Scientists and health advocates are beginning to study why men typically die five years earlier than women. On average, American men live 75.2 years, compared with 80.4 years for women. Men who face leading causes of death, such as heart disease, lung cancer, diabetes and AIDS, die at younger ages than women. This marked "health disparity" between men and women has attracted attention from scientists and men's advocacy groups, some of whom are calling for the establishment of a federal office of men's health within HHS. Meanwhile, Maryland, Georgia, New Hampshire, Louisiana and Oklahoma are planning to establish men's health offices or commissions. Researchers say some of these problems can be attributed to risky behavior, alcohol use and failing to wear seat belts. Also, men seem to be reluctant to get help with their health; in a recent study, 40 percent of men said they'd put off seeing a doctor for a few days, and 17 percent said they'd wait a week. Even so, however, questions still remain as to why men die sooner than women.

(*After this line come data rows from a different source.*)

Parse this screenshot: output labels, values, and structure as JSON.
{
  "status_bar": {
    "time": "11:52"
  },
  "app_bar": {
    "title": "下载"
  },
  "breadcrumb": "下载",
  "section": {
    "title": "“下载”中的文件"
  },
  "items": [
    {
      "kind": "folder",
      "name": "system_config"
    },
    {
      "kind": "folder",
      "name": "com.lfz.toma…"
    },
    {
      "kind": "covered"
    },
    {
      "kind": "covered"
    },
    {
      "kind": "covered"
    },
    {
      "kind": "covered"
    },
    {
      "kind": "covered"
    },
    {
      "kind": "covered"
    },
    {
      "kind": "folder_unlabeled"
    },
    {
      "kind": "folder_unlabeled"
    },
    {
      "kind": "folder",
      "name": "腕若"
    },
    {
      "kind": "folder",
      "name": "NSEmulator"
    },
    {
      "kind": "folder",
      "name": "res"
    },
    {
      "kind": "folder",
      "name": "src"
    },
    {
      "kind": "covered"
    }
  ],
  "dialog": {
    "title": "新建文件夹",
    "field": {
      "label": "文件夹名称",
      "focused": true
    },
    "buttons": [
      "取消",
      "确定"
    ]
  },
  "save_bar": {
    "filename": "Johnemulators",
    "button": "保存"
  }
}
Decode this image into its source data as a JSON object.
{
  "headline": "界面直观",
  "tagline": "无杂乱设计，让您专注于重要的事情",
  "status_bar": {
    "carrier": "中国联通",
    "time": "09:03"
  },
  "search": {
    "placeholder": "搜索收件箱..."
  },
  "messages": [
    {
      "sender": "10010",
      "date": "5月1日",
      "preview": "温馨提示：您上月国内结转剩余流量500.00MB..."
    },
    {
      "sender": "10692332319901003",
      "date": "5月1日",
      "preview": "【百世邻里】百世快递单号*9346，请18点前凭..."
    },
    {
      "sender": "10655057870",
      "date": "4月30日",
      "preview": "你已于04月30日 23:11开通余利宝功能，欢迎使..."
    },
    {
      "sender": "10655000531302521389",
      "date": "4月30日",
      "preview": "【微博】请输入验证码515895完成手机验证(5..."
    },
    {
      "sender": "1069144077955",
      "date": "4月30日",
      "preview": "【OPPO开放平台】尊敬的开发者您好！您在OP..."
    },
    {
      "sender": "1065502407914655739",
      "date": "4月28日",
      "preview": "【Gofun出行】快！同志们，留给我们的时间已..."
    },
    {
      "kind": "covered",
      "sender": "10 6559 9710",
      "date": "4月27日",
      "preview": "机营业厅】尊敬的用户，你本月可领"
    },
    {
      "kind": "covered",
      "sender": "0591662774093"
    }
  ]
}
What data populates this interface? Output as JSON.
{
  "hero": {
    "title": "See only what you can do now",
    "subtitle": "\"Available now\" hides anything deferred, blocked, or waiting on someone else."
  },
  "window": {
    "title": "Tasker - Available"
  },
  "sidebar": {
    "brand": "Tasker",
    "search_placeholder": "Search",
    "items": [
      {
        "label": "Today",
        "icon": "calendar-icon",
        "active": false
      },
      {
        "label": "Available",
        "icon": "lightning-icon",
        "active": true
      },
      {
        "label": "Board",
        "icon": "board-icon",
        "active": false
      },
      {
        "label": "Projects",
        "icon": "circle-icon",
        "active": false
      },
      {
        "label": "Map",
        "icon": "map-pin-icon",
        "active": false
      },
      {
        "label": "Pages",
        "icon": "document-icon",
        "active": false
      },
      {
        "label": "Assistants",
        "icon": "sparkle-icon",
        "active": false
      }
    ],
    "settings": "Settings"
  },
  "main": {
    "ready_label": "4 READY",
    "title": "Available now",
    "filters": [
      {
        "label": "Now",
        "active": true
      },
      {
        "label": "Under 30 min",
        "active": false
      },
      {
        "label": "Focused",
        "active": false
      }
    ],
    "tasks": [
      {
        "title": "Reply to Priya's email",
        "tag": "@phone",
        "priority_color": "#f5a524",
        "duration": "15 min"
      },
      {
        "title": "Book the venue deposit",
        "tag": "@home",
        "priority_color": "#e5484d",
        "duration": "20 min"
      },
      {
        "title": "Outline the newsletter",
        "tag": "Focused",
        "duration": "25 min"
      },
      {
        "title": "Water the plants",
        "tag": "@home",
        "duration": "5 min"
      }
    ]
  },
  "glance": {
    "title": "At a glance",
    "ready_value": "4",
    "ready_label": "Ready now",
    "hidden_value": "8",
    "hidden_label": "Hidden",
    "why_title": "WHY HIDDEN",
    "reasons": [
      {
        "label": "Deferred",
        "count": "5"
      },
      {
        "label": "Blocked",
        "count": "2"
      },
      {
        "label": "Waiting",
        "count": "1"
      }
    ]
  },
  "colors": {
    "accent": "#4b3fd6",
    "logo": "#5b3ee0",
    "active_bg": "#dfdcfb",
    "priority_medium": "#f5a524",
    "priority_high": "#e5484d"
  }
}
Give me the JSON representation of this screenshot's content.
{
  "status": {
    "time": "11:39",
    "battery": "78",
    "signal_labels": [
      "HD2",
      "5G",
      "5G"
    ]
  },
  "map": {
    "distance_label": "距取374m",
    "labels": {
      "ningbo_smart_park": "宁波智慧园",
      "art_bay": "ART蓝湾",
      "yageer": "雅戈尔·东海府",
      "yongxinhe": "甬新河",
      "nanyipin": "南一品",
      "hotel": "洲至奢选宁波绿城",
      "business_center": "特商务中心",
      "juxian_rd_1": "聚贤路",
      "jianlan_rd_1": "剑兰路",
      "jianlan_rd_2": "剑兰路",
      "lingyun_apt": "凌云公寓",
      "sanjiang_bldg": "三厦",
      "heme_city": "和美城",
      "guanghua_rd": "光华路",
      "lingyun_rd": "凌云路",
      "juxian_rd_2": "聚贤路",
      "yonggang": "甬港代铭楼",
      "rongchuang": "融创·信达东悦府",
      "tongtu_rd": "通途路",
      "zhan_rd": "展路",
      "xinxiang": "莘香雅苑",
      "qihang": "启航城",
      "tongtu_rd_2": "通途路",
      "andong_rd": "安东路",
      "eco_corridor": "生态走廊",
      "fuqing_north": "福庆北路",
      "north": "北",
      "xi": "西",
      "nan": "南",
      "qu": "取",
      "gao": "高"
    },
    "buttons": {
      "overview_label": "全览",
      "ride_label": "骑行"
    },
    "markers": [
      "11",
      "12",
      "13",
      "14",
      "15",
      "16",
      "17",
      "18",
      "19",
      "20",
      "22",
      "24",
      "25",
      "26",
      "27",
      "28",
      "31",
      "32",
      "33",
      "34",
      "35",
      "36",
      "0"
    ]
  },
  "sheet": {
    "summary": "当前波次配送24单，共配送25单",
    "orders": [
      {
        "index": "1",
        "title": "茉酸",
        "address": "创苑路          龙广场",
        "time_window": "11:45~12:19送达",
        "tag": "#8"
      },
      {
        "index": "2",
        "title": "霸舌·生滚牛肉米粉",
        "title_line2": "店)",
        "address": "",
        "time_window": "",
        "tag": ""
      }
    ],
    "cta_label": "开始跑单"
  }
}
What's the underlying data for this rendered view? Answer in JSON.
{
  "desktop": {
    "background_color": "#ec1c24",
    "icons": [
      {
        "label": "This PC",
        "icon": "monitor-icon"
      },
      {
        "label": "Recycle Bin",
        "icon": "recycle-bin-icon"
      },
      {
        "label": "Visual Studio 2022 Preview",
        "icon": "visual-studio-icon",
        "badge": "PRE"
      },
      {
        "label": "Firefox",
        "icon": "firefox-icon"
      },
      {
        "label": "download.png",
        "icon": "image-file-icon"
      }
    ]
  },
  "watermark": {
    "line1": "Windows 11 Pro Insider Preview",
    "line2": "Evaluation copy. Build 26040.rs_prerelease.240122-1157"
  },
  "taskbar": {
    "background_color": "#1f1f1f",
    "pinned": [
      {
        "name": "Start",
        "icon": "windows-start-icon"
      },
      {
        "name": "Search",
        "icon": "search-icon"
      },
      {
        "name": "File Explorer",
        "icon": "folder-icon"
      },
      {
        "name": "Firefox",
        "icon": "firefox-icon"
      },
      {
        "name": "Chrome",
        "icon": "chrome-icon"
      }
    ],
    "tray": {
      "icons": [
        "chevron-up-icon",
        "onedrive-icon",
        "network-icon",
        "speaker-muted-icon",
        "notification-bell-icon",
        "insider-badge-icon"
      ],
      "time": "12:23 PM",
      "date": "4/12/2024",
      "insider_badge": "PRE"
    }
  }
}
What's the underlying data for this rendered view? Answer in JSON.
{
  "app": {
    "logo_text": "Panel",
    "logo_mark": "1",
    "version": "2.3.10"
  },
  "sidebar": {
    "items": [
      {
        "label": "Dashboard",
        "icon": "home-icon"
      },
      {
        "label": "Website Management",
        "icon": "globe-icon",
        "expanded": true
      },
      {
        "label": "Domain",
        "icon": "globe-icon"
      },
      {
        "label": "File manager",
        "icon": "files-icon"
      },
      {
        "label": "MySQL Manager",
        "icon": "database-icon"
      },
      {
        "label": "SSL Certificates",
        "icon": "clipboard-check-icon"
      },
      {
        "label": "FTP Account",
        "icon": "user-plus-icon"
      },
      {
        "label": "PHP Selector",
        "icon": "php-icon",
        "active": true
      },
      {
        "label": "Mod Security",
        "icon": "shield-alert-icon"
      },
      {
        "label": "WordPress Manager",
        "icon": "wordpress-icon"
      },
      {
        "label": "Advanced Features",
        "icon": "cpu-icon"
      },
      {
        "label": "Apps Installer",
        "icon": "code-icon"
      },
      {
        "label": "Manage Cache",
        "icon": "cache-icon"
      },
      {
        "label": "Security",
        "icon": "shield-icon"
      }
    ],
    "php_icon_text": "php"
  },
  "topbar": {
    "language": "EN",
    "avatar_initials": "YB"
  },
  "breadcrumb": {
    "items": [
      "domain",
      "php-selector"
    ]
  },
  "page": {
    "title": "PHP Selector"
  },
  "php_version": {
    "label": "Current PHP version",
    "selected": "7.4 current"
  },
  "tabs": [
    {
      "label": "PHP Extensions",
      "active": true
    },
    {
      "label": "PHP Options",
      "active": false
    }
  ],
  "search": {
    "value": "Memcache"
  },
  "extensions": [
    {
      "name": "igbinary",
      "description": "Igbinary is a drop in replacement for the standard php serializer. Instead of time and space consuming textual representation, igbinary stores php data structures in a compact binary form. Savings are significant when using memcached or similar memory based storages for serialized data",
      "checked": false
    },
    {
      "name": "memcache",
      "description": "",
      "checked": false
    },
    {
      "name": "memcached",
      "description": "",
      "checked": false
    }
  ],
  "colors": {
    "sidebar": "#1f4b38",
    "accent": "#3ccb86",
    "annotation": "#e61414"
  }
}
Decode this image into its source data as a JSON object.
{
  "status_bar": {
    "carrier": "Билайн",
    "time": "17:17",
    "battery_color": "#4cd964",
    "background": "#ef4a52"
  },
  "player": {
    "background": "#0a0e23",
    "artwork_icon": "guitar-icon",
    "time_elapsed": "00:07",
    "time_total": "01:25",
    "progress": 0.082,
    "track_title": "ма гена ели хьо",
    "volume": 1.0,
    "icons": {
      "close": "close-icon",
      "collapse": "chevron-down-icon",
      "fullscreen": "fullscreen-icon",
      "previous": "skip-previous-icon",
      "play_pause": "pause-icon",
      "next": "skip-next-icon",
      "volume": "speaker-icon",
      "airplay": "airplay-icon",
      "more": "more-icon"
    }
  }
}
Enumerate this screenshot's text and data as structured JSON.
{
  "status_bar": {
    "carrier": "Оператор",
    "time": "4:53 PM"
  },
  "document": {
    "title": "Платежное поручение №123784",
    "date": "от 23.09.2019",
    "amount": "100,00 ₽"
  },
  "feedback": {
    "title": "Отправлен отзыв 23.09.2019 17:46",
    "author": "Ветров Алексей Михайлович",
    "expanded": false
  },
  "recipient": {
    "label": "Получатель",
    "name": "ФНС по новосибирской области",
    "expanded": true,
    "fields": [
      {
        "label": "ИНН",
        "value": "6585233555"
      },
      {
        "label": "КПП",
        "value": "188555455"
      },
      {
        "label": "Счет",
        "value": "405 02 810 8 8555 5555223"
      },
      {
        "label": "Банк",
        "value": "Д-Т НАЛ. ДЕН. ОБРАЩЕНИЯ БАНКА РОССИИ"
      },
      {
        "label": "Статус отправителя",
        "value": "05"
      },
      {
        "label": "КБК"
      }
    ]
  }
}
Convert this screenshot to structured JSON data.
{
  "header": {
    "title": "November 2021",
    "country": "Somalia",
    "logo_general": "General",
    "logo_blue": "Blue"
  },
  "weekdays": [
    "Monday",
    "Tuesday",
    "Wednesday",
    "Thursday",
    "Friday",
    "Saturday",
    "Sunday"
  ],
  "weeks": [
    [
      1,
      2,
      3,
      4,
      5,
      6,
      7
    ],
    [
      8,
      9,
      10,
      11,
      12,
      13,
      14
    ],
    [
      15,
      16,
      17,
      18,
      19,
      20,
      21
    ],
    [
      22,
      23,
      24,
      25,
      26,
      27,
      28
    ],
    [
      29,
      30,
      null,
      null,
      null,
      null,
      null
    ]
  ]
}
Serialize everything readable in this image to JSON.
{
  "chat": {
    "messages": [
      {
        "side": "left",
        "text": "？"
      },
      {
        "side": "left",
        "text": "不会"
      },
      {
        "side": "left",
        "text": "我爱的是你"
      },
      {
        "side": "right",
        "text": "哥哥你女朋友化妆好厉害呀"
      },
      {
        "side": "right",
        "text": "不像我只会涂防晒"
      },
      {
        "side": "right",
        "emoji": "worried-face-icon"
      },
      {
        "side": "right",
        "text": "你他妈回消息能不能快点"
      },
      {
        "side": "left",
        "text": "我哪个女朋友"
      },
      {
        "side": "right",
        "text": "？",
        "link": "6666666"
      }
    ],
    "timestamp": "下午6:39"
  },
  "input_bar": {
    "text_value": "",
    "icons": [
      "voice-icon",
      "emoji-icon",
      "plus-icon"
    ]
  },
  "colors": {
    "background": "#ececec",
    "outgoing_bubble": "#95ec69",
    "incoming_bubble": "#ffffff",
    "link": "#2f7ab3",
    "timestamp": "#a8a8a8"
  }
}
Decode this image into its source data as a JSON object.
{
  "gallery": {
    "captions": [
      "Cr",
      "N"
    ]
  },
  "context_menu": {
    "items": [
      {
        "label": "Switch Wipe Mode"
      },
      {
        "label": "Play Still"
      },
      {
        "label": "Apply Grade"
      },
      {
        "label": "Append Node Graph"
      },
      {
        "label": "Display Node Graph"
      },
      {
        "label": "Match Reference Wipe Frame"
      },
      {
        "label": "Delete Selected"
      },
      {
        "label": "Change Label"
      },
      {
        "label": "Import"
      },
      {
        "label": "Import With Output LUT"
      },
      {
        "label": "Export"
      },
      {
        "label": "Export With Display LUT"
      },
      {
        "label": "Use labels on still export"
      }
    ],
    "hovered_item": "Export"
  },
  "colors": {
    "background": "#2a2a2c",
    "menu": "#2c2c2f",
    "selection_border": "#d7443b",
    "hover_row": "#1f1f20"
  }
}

To learn more about men's health issues:
- read this article in The New York Times